### [Required work]
Retype every entry exactly, down to the last character.
=== Stored data ===
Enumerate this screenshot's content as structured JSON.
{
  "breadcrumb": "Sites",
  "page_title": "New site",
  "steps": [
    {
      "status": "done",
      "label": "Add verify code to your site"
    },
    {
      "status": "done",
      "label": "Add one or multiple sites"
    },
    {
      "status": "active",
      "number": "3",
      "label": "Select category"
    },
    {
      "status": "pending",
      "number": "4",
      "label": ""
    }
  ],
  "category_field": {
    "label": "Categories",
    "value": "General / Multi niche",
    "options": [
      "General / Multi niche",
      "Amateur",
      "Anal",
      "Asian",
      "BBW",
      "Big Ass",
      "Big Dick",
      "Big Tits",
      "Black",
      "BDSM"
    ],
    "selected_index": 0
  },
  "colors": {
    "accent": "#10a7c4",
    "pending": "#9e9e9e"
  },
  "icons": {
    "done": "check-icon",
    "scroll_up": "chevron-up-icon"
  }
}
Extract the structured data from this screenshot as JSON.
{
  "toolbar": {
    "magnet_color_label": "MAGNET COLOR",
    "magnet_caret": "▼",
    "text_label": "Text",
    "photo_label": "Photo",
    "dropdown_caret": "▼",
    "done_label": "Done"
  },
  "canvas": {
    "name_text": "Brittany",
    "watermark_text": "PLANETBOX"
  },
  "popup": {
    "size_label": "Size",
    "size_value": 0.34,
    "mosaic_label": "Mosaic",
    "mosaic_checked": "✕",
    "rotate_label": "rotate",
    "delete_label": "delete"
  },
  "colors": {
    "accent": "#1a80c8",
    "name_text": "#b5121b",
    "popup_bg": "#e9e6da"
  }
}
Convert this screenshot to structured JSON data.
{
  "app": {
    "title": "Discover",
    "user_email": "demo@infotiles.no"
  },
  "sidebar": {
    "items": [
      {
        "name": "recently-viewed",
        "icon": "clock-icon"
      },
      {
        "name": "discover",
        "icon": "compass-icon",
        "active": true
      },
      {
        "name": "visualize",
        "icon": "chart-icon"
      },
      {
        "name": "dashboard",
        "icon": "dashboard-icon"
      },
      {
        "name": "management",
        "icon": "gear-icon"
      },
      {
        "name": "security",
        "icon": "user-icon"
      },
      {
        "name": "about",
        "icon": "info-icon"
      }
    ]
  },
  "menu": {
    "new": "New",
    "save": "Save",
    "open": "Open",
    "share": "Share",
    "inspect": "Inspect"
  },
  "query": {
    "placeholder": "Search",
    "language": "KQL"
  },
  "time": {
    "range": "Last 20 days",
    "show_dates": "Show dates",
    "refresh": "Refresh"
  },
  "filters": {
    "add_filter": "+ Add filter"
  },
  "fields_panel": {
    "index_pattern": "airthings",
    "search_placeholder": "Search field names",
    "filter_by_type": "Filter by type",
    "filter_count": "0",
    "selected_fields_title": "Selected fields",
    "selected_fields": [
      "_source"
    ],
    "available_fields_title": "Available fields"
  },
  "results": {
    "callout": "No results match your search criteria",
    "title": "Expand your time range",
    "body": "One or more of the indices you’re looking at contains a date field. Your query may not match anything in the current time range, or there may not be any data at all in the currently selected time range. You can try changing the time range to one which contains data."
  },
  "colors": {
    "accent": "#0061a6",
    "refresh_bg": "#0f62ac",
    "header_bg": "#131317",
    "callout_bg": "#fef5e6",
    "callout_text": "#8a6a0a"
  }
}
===
### [Solution to this task]
Enumerate this screenshot's content as structured JSON.
{
  "breadcrumb": "Sites",
  "page_title": "New site",
  "steps": [
    {
      "status": "done",
      "label": "Add verify code to your site"
    },
    {
      "status": "done",
      "label": "Add one or multiple sites"
    },
    {
      "status": "active",
      "number": "3",
      "label": "Select category"
    },
    {
      "status": "pending",
      "number": "4",
      "label": ""
    }
  ],
  "category_field": {
    "label": "Categories",
    "value": "General / Multi niche",
    "options": [
      "General / Multi niche",
      "Amateur",
      "Anal",
      "Asian",
      "BBW",
      "Big Ass",
      "Big Dick",
      "Big Tits",
      "Black",
      "BDSM"
    ],
    "selected_index": 0
  },
  "colors": {
    "accent": "#10a7c4",
    "pending": "#9e9e9e"
  },
  "icons": {
    "done": "check-icon",
    "scroll_up": "chevron-up-icon"
  }
}
Extract the structured data from this screenshot as JSON.
{
  "toolbar": {
    "magnet_color_label": "MAGNET COLOR",
    "magnet_caret": "▼",
    "text_label": "Text",
    "photo_label": "Photo",
    "dropdown_caret": "▼",
    "done_label": "Done"
  },
  "canvas": {
    "name_text": "Brittany",
    "watermark_text": "PLANETBOX"
  },
  "popup": {
    "size_label": "Size",
    "size_value": 0.34,
    "mosaic_label": "Mosaic",
    "mosaic_checked": "✕",
    "rotate_label": "rotate",
    "delete_label": "delete"
  },
  "colors": {
    "accent": "#1a80c8",
    "name_text": "#b5121b",
    "popup_bg": "#e9e6da"
  }
}
Convert this screenshot to structured JSON data.
{
  "app": {
    "title": "Discover",
    "user_email": "demo@infotiles.no"
  },
  "sidebar": {
    "items": [
      {
        "name": "recently-viewed",
        "icon": "clock-icon"
      },
      {
        "name": "discover",
        "icon": "compass-icon",
        "active": true
      },
      {
        "name": "visualize",
        "icon": "chart-icon"
      },
      {
        "name": "dashboard",
        "icon": "dashboard-icon"
      },
      {
        "name": "management",
        "icon": "gear-icon"
      },
      {
        "name": "security",
        "icon": "user-icon"
      },
      {
        "name": "about",
        "icon": "info-icon"
      }
    ]
  },
  "menu": {
    "new": "New",
    "save": "Save",
    "open": "Open",
    "share": "Share",
    "inspect": "Inspect"
  },
  "query": {
    "placeholder": "Search",
    "language": "KQL"
  },
  "time": {
    "range": "Last 20 days",
    "show_dates": "Show dates",
    "refresh": "Refresh"
  },
  "filters": {
    "add_filter": "+ Add filter"
  },
  "fields_panel": {
    "index_pattern": "airthings",
    "search_placeholder": "Search field names",
    "filter_by_type": "Filter by type",
    "filter_count": "0",
    "selected_fields_title": "Selected fields",
    "selected_fields": [
      "_source"
    ],
    "available_fields_title": "Available fields"
  },
  "results": {
    "callout": "No results match your search criteria",
    "title": "Expand your time range",
    "body": "One or more of the indices you’re looking at contains a date field. Your query may not match anything in the current time range, or there may not be any data at all in the currently selected time range. You can try changing the time range to one which contains data."
  },
  "colors": {
    "accent": "#0061a6",
    "refresh_bg": "#0f62ac",
    "header_bg": "#131317",
    "callout_bg": "#fef5e6",
    "callout_text": "#8a6a0a"
  }
}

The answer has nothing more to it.